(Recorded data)
=== Begin Enclosure ===

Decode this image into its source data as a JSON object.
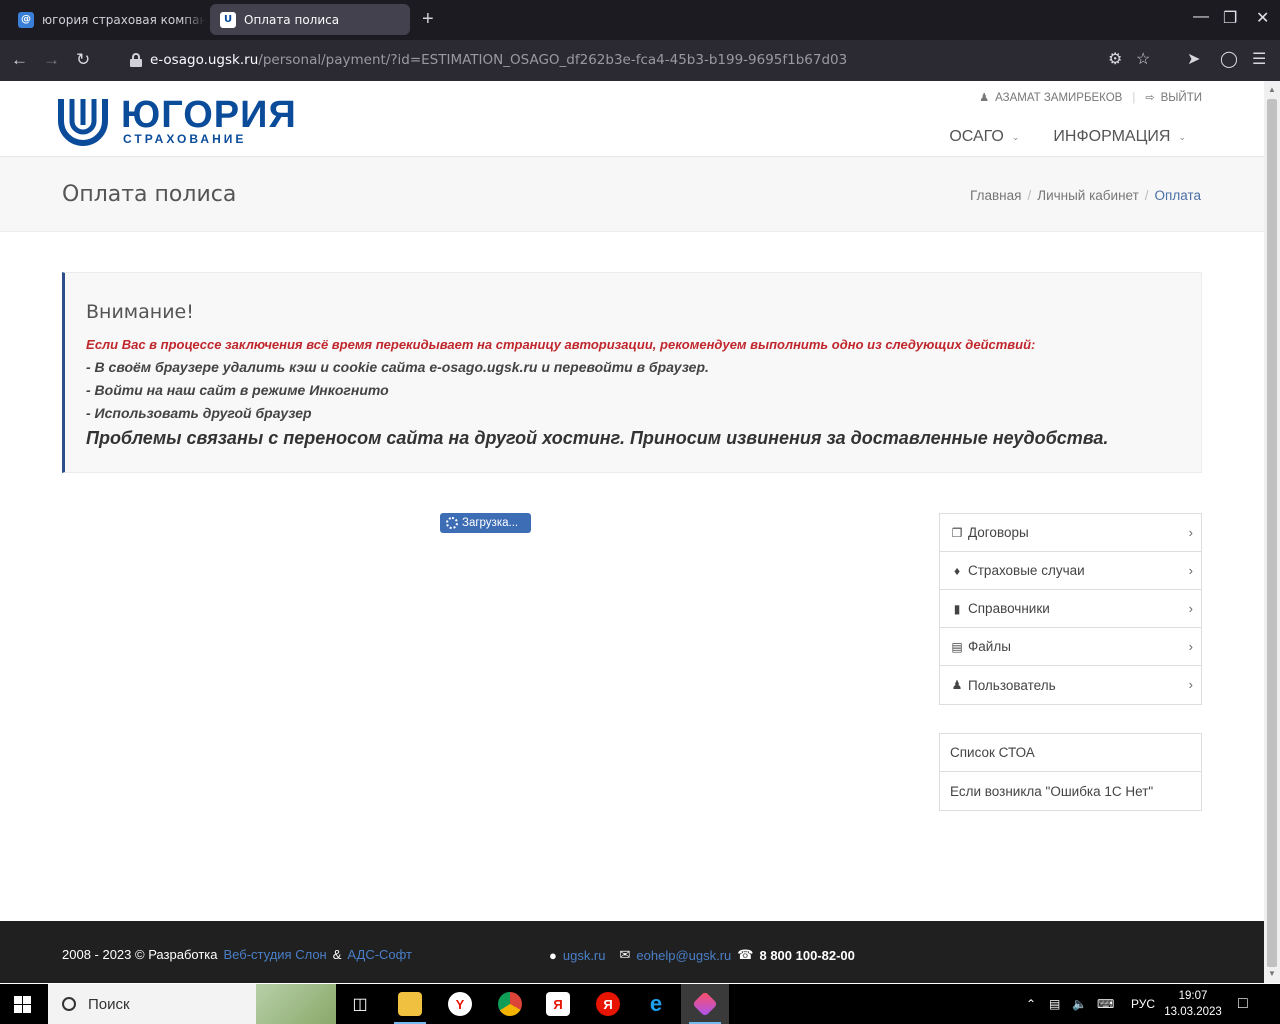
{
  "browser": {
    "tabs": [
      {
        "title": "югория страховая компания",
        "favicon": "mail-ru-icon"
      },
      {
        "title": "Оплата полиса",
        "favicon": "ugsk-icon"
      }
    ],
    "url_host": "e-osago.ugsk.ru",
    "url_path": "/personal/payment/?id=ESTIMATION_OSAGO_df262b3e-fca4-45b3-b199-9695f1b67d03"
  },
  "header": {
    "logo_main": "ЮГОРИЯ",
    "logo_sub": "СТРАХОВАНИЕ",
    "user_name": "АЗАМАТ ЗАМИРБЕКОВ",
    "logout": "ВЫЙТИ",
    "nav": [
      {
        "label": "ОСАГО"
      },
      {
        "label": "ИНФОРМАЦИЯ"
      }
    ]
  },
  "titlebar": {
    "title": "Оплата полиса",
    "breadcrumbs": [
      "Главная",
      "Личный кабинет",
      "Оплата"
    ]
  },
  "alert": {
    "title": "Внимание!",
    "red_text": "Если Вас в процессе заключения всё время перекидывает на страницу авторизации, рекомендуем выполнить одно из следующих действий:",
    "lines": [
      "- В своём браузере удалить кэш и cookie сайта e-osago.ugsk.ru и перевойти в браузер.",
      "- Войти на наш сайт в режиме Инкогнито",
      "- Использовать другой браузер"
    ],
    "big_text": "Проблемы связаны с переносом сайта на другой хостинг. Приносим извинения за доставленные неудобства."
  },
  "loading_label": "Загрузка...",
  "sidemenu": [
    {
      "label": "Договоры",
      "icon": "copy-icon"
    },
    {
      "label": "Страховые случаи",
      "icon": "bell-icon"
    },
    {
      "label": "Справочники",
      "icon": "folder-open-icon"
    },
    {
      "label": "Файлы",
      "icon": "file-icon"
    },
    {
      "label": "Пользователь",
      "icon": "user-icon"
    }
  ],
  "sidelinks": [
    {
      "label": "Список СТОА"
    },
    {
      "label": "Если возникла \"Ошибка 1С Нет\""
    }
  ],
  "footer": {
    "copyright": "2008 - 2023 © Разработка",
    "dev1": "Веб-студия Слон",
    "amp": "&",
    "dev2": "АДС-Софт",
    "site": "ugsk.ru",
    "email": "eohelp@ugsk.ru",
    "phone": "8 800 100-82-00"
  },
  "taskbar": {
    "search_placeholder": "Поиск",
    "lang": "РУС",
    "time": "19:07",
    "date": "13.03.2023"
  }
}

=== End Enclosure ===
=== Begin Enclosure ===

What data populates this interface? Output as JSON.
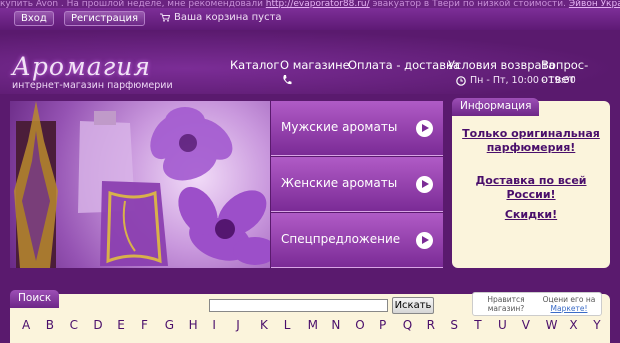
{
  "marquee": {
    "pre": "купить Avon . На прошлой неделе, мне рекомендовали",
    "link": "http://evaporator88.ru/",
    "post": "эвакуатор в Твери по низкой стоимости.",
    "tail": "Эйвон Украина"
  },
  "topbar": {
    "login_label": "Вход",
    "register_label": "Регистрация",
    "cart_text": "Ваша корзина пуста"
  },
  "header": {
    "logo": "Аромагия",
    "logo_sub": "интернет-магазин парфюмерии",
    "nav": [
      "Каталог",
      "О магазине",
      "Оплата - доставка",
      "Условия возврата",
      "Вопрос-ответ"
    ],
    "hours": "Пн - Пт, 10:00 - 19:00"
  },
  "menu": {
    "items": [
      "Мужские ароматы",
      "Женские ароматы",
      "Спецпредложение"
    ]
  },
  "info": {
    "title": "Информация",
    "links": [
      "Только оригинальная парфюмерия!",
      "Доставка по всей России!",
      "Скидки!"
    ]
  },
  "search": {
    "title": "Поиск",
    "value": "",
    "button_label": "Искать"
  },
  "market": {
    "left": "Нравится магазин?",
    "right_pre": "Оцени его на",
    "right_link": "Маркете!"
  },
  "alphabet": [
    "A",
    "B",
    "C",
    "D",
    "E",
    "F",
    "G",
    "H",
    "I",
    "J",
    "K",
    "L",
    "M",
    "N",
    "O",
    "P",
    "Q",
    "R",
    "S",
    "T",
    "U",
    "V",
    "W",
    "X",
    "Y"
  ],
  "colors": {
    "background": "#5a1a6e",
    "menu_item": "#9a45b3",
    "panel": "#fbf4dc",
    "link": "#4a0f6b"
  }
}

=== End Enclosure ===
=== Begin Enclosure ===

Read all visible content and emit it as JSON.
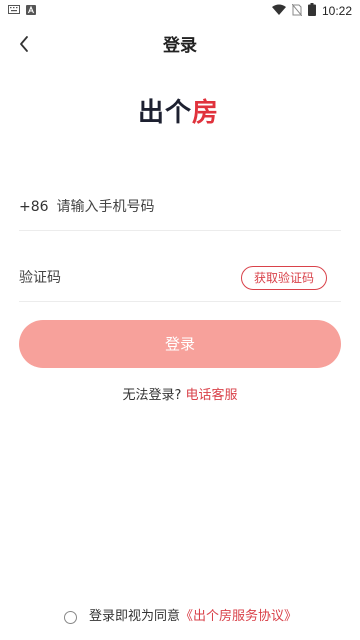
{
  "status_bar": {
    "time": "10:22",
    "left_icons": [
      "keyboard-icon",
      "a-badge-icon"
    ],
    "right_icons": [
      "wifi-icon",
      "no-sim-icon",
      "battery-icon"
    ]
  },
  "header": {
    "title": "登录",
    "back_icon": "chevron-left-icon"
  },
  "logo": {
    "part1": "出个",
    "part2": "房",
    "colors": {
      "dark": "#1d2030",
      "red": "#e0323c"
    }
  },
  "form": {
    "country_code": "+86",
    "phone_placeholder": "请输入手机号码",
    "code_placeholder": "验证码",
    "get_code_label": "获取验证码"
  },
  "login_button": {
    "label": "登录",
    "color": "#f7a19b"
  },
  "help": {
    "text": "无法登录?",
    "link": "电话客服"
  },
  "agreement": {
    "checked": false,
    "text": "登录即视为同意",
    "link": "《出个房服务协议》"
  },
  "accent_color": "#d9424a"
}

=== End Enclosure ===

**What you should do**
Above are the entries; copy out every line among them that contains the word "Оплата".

**Output for this exercise**
        "title": "Оплата полиса",
    "title": "Оплата полиса",
      "Оплата"
      "Оплата - доставка",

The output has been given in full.